=== RECORDS ===

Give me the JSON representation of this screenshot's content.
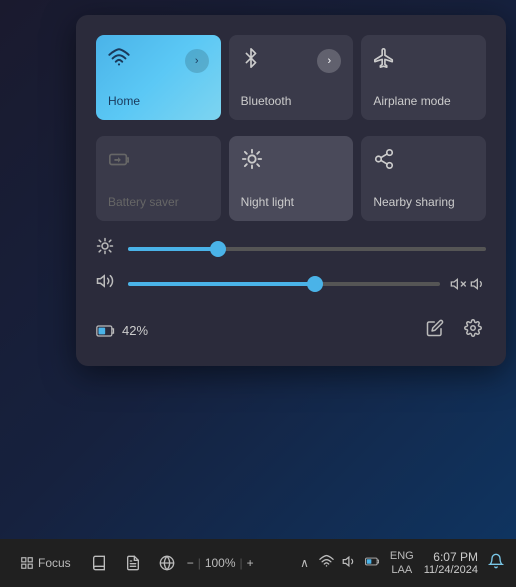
{
  "panel": {
    "tiles_row1": [
      {
        "id": "home",
        "label": "Home",
        "icon": "📶",
        "iconType": "wifi",
        "active": true,
        "hasChevron": true
      },
      {
        "id": "bluetooth",
        "label": "Bluetooth",
        "icon": "⚡",
        "iconType": "bluetooth",
        "active": false,
        "hasChevron": true
      },
      {
        "id": "airplane",
        "label": "Airplane mode",
        "icon": "✈",
        "iconType": "airplane",
        "active": false,
        "hasChevron": false
      }
    ],
    "tiles_row2": [
      {
        "id": "battery-saver",
        "label": "Battery saver",
        "icon": "🔋",
        "iconType": "battery",
        "active": false,
        "disabled": true,
        "hasChevron": false
      },
      {
        "id": "night-light",
        "label": "Night light",
        "icon": "☀",
        "iconType": "sun",
        "active": true,
        "hasChevron": false
      },
      {
        "id": "nearby-sharing",
        "label": "Nearby sharing",
        "icon": "⬆",
        "iconType": "share",
        "active": false,
        "hasChevron": false
      }
    ],
    "brightness": {
      "icon": "☀",
      "value": 25
    },
    "volume": {
      "icon": "🔊",
      "value": 60
    },
    "battery_percent": "42%",
    "battery_icon": "🔋"
  },
  "taskbar": {
    "chevron_label": "^",
    "lang_line1": "ENG",
    "lang_line2": "LAA",
    "time": "6:07 PM",
    "date": "11/24/2024",
    "focus_label": "Focus",
    "zoom_label": "100%",
    "zoom_minus": "−",
    "zoom_plus": "+"
  },
  "icons": {
    "wifi": "📶",
    "bluetooth": "⚡",
    "volume": "🔊",
    "battery": "🔋",
    "share": "⬆",
    "edit": "✏",
    "settings": "⚙",
    "bell": "🔔",
    "chevron_right": "›",
    "chevron_up": "∧",
    "airplane": "✈",
    "sun": "☀",
    "moon": "🌙"
  }
}
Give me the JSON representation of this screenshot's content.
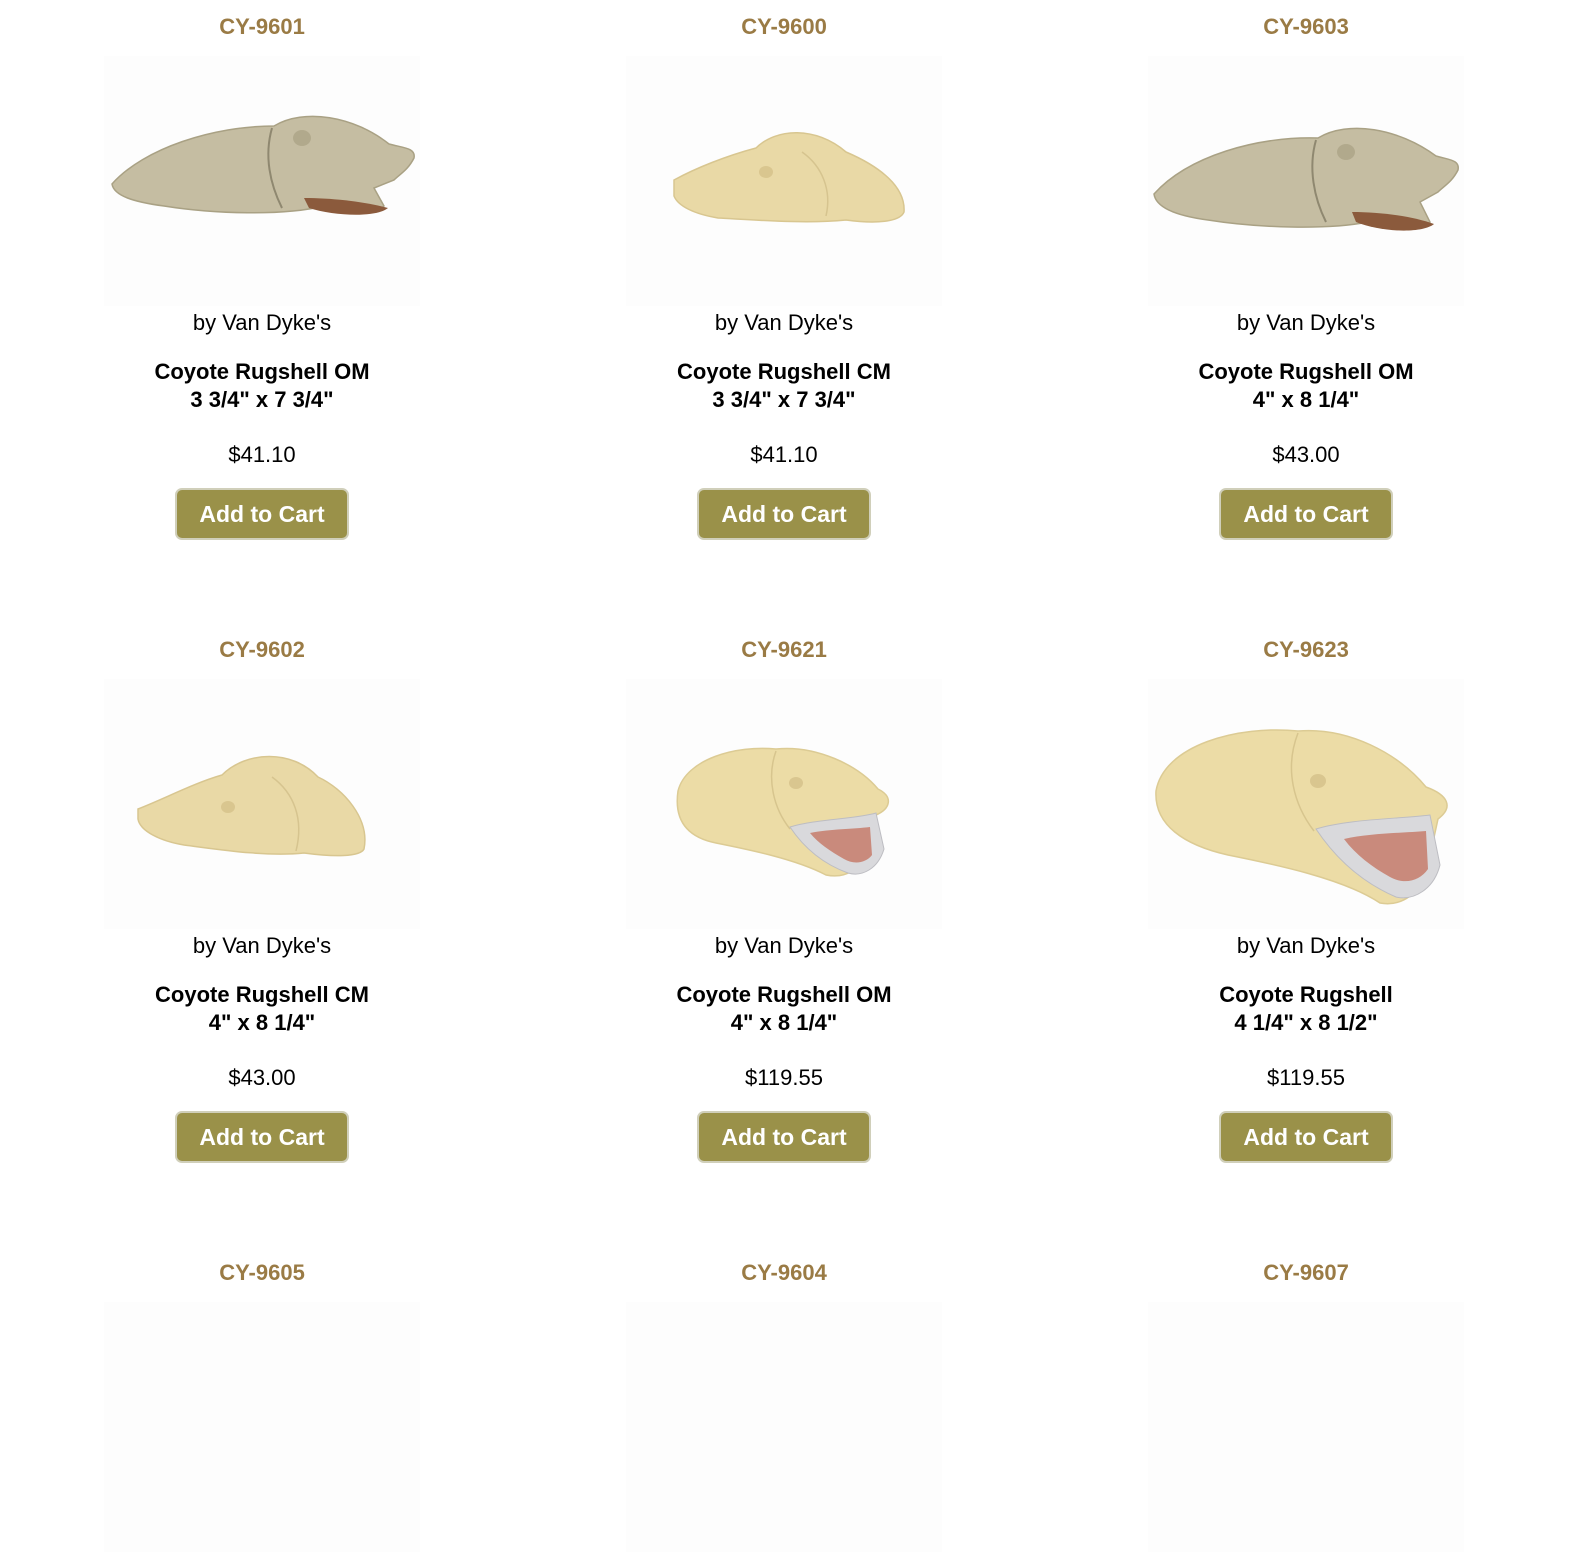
{
  "theme": {
    "sku_color": "#9a7b45",
    "button_color": "#9a9149"
  },
  "products": [
    {
      "sku": "CY-9601",
      "brand": "by Van Dyke's",
      "name": "Coyote Rugshell OM",
      "size": "3 3/4\" x 7 3/4\"",
      "price": "$41.10",
      "button": "Add to Cart",
      "image": "coyote-head-open-mouth-gray"
    },
    {
      "sku": "CY-9600",
      "brand": "by Van Dyke's",
      "name": "Coyote Rugshell CM",
      "size": "3 3/4\" x 7 3/4\"",
      "price": "$41.10",
      "button": "Add to Cart",
      "image": "coyote-head-closed-mouth-cream"
    },
    {
      "sku": "CY-9603",
      "brand": "by Van Dyke's",
      "name": "Coyote Rugshell OM",
      "size": "4\" x 8 1/4\"",
      "price": "$43.00",
      "button": "Add to Cart",
      "image": "coyote-head-open-mouth-gray"
    },
    {
      "sku": "CY-9602",
      "brand": "by Van Dyke's",
      "name": "Coyote Rugshell CM",
      "size": "4\" x 8 1/4\"",
      "price": "$43.00",
      "button": "Add to Cart",
      "image": "coyote-head-closed-mouth-cream"
    },
    {
      "sku": "CY-9621",
      "brand": "by Van Dyke's",
      "name": "Coyote Rugshell OM",
      "size": "4\" x 8 1/4\"",
      "price": "$119.55",
      "button": "Add to Cart",
      "image": "coyote-head-open-mouth-jaw-set"
    },
    {
      "sku": "CY-9623",
      "brand": "by Van Dyke's",
      "name": "Coyote Rugshell",
      "size": "4 1/4\" x 8 1/2\"",
      "price": "$119.55",
      "button": "Add to Cart",
      "image": "coyote-head-open-mouth-jaw-set"
    },
    {
      "sku": "CY-9605",
      "image": "product-image"
    },
    {
      "sku": "CY-9604",
      "image": "product-image"
    },
    {
      "sku": "CY-9607",
      "image": "product-image"
    }
  ]
}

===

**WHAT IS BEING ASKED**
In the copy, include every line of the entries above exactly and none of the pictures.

**EXERCISE RESULT**
Give me the JSON representation of this screenshot's content.
{
  "panel": {
    "tiles_row1": [
      {
        "id": "home",
        "label": "Home",
        "icon": "📶",
        "iconType": "wifi",
        "active": true,
        "hasChevron": true
      },
      {
        "id": "bluetooth",
        "label": "Bluetooth",
        "icon": "⚡",
        "iconType": "bluetooth",
        "active": false,
        "hasChevron": true
      },
      {
        "id": "airplane",
        "label": "Airplane mode",
        "icon": "✈",
        "iconType": "airplane",
        "active": false,
        "hasChevron": false
      }
    ],
    "tiles_row2": [
      {
        "id": "battery-saver",
        "label": "Battery saver",
        "icon": "🔋",
        "iconType": "battery",
        "active": false,
        "disabled": true,
        "hasChevron": false
      },
      {
        "id": "night-light",
        "label": "Night light",
        "icon": "☀",
        "iconType": "sun",
        "active": true,
        "hasChevron": false
      },
      {
        "id": "nearby-sharing",
        "label": "Nearby sharing",
        "icon": "⬆",
        "iconType": "share",
        "active": false,
        "hasChevron": false
      }
    ],
    "brightness": {
      "icon": "☀",
      "value": 25
    },
    "volume": {
      "icon": "🔊",
      "value": 60
    },
    "battery_percent": "42%",
    "battery_icon": "🔋"
  },
  "taskbar": {
    "chevron_label": "^",
    "lang_line1": "ENG",
    "lang_line2": "LAA",
    "time": "6:07 PM",
    "date": "11/24/2024",
    "focus_label": "Focus",
    "zoom_label": "100%",
    "zoom_minus": "−",
    "zoom_plus": "+"
  },
  "icons": {
    "wifi": "📶",
    "bluetooth": "⚡",
    "volume": "🔊",
    "battery": "🔋",
    "share": "⬆",
    "edit": "✏",
    "settings": "⚙",
    "bell": "🔔",
    "chevron_right": "›",
    "chevron_up": "∧",
    "airplane": "✈",
    "sun": "☀",
    "moon": "🌙"
  }
}
Give me the JSON representation of this screenshot's content.
{
  "theme": {
    "sku_color": "#9a7b45",
    "button_color": "#9a9149"
  },
  "products": [
    {
      "sku": "CY-9601",
      "brand": "by Van Dyke's",
      "name": "Coyote Rugshell OM",
      "size": "3 3/4\" x 7 3/4\"",
      "price": "$41.10",
      "button": "Add to Cart",
      "image": "coyote-head-open-mouth-gray"
    },
    {
      "sku": "CY-9600",
      "brand": "by Van Dyke's",
      "name": "Coyote Rugshell CM",
      "size": "3 3/4\" x 7 3/4\"",
      "price": "$41.10",
      "button": "Add to Cart",
      "image": "coyote-head-closed-mouth-cream"
    },
    {
      "sku": "CY-9603",
      "brand": "by Van Dyke's",
      "name": "Coyote Rugshell OM",
      "size": "4\" x 8 1/4\"",
      "price": "$43.00",
      "button": "Add to Cart",
      "image": "coyote-head-open-mouth-gray"
    },
    {
      "sku": "CY-9602",
      "brand": "by Van Dyke's",
      "name": "Coyote Rugshell CM",
      "size": "4\" x 8 1/4\"",
      "price": "$43.00",
      "button": "Add to Cart",
      "image": "coyote-head-closed-mouth-cream"
    },
    {
      "sku": "CY-9621",
      "brand": "by Van Dyke's",
      "name": "Coyote Rugshell OM",
      "size": "4\" x 8 1/4\"",
      "price": "$119.55",
      "button": "Add to Cart",
      "image": "coyote-head-open-mouth-jaw-set"
    },
    {
      "sku": "CY-9623",
      "brand": "by Van Dyke's",
      "name": "Coyote Rugshell",
      "size": "4 1/4\" x 8 1/2\"",
      "price": "$119.55",
      "button": "Add to Cart",
      "image": "coyote-head-open-mouth-jaw-set"
    },
    {
      "sku": "CY-9605",
      "image": "product-image"
    },
    {
      "sku": "CY-9604",
      "image": "product-image"
    },
    {
      "sku": "CY-9607",
      "image": "product-image"
    }
  ]
}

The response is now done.